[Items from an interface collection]
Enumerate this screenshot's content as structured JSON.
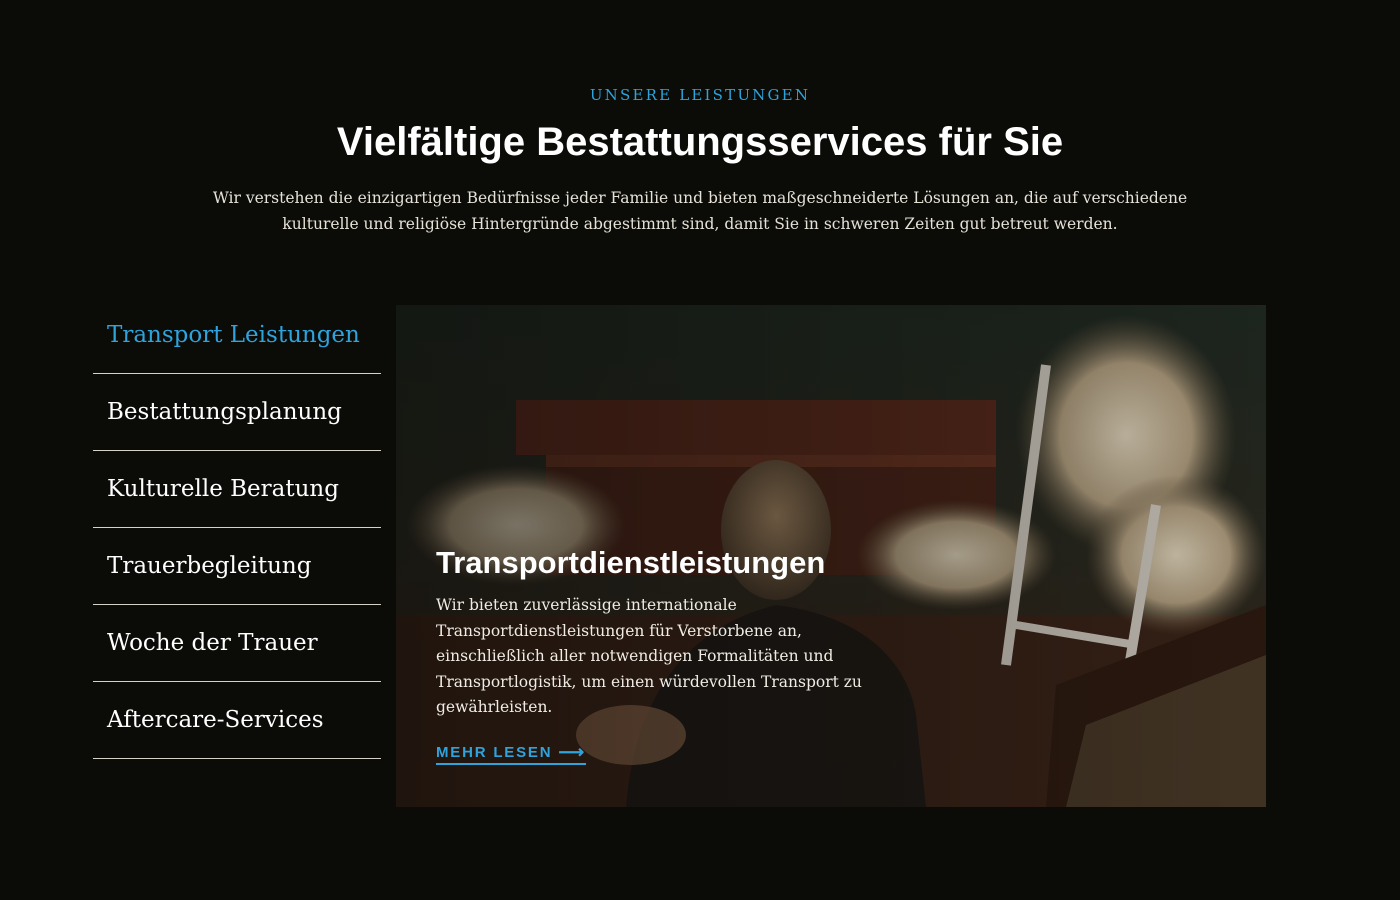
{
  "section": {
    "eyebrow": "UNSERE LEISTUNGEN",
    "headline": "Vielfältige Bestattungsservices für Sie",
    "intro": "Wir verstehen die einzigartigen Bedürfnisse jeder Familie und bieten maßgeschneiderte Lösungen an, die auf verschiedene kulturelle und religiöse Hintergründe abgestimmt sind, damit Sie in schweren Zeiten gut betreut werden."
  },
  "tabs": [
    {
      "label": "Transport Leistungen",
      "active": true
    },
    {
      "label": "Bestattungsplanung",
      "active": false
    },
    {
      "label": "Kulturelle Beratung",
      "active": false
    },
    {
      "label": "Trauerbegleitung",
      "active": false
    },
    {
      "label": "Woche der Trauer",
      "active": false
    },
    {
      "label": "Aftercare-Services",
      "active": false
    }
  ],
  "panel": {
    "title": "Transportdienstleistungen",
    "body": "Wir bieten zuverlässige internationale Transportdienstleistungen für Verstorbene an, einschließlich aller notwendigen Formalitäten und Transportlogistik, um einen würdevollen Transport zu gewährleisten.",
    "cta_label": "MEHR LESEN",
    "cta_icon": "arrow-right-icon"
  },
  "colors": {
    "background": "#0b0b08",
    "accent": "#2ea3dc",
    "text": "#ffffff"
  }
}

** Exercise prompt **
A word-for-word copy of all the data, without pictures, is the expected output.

** Output of the exercise **
Enumerate this screenshot's content as structured JSON.
{
  "section": {
    "eyebrow": "UNSERE LEISTUNGEN",
    "headline": "Vielfältige Bestattungsservices für Sie",
    "intro": "Wir verstehen die einzigartigen Bedürfnisse jeder Familie und bieten maßgeschneiderte Lösungen an, die auf verschiedene kulturelle und religiöse Hintergründe abgestimmt sind, damit Sie in schweren Zeiten gut betreut werden."
  },
  "tabs": [
    {
      "label": "Transport Leistungen",
      "active": true
    },
    {
      "label": "Bestattungsplanung",
      "active": false
    },
    {
      "label": "Kulturelle Beratung",
      "active": false
    },
    {
      "label": "Trauerbegleitung",
      "active": false
    },
    {
      "label": "Woche der Trauer",
      "active": false
    },
    {
      "label": "Aftercare-Services",
      "active": false
    }
  ],
  "panel": {
    "title": "Transportdienstleistungen",
    "body": "Wir bieten zuverlässige internationale Transportdienstleistungen für Verstorbene an, einschließlich aller notwendigen Formalitäten und Transportlogistik, um einen würdevollen Transport zu gewährleisten.",
    "cta_label": "MEHR LESEN",
    "cta_icon": "arrow-right-icon"
  },
  "colors": {
    "background": "#0b0b08",
    "accent": "#2ea3dc",
    "text": "#ffffff"
  }
}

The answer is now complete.